● What is being asked
Everything from the line with "Decode this image" down to the line with "Convert this screenshot" below must be printed exactly, those two lines included. Exclude pictures.

● Data for this exercise
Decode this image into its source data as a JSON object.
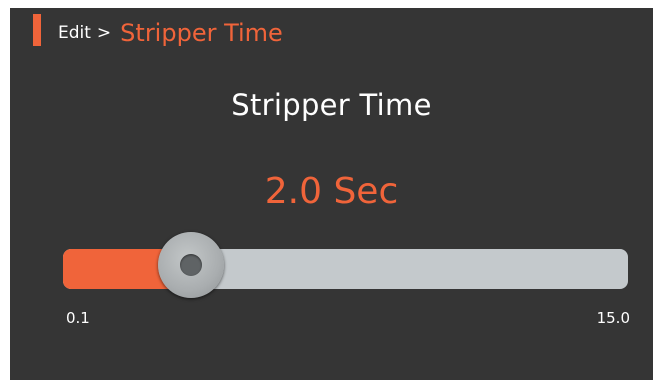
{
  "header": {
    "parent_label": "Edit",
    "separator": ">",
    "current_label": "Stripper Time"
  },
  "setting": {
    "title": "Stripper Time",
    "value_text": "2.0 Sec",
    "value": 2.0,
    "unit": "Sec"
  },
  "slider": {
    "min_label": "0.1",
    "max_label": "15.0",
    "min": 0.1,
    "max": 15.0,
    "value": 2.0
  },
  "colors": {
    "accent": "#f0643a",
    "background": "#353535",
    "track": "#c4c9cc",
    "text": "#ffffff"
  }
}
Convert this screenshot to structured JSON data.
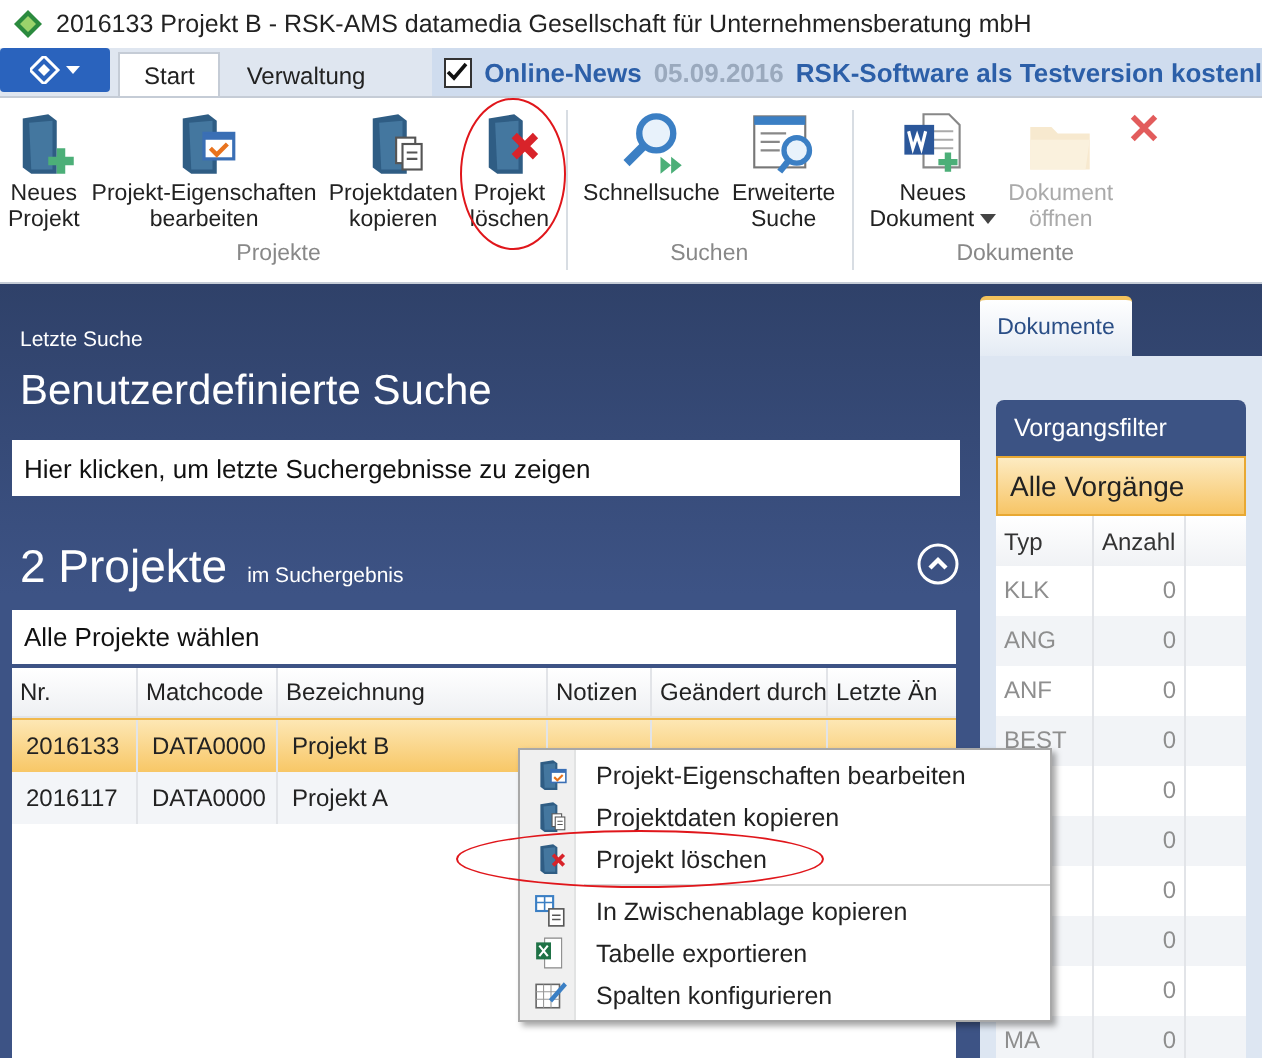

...

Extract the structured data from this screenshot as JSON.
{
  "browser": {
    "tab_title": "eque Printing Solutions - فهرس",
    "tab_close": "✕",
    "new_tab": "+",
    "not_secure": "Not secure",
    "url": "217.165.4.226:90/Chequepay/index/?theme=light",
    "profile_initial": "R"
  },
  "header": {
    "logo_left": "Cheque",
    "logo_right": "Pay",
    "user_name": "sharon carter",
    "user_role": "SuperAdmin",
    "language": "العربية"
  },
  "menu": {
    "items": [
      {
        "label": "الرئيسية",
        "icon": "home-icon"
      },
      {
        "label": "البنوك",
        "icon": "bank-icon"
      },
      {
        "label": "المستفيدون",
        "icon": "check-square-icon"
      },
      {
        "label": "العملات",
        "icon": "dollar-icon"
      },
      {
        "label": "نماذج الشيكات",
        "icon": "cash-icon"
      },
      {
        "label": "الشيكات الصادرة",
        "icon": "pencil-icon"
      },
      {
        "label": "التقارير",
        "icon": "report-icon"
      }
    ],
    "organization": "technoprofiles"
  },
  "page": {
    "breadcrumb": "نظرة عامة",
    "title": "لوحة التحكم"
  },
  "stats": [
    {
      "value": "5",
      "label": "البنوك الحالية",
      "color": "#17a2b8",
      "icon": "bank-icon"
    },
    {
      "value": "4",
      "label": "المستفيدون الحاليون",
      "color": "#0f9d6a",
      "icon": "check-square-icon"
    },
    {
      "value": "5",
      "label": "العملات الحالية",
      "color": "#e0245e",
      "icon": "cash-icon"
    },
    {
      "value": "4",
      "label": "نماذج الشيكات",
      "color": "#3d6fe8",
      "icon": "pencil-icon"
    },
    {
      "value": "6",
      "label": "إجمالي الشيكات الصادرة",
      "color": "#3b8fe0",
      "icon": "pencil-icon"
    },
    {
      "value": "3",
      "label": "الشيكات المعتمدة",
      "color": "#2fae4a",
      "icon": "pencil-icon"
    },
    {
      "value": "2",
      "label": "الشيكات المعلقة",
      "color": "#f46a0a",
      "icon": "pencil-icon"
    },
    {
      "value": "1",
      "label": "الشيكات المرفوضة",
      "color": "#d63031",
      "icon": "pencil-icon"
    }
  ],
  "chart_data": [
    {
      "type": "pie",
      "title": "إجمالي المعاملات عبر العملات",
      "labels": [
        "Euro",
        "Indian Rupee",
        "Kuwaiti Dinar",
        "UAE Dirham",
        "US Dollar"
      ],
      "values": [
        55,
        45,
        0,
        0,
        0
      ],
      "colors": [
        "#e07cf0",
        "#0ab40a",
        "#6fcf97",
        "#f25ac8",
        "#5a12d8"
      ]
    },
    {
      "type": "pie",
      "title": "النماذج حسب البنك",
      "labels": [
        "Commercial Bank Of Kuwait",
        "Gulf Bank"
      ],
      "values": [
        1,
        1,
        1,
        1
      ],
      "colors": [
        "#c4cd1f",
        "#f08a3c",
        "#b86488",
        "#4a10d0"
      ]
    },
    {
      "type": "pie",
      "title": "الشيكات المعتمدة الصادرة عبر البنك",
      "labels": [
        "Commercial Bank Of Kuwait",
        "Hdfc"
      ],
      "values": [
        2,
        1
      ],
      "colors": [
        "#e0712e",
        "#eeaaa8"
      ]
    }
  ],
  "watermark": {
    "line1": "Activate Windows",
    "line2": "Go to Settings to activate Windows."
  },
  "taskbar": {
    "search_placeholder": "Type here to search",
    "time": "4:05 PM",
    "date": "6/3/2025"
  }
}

● Exercise output
Decode this image into its source data as a JSON object.
{
  "header": {
    "parent_label": "Edit",
    "separator": ">",
    "current_label": "Stripper Time"
  },
  "setting": {
    "title": "Stripper Time",
    "value_text": "2.0 Sec",
    "value": 2.0,
    "unit": "Sec"
  },
  "slider": {
    "min_label": "0.1",
    "max_label": "15.0",
    "min": 0.1,
    "max": 15.0,
    "value": 2.0
  },
  "colors": {
    "accent": "#f0643a",
    "background": "#353535",
    "track": "#c4c9cc",
    "text": "#ffffff"
  }
}
Convert this screenshot to structured JSON data.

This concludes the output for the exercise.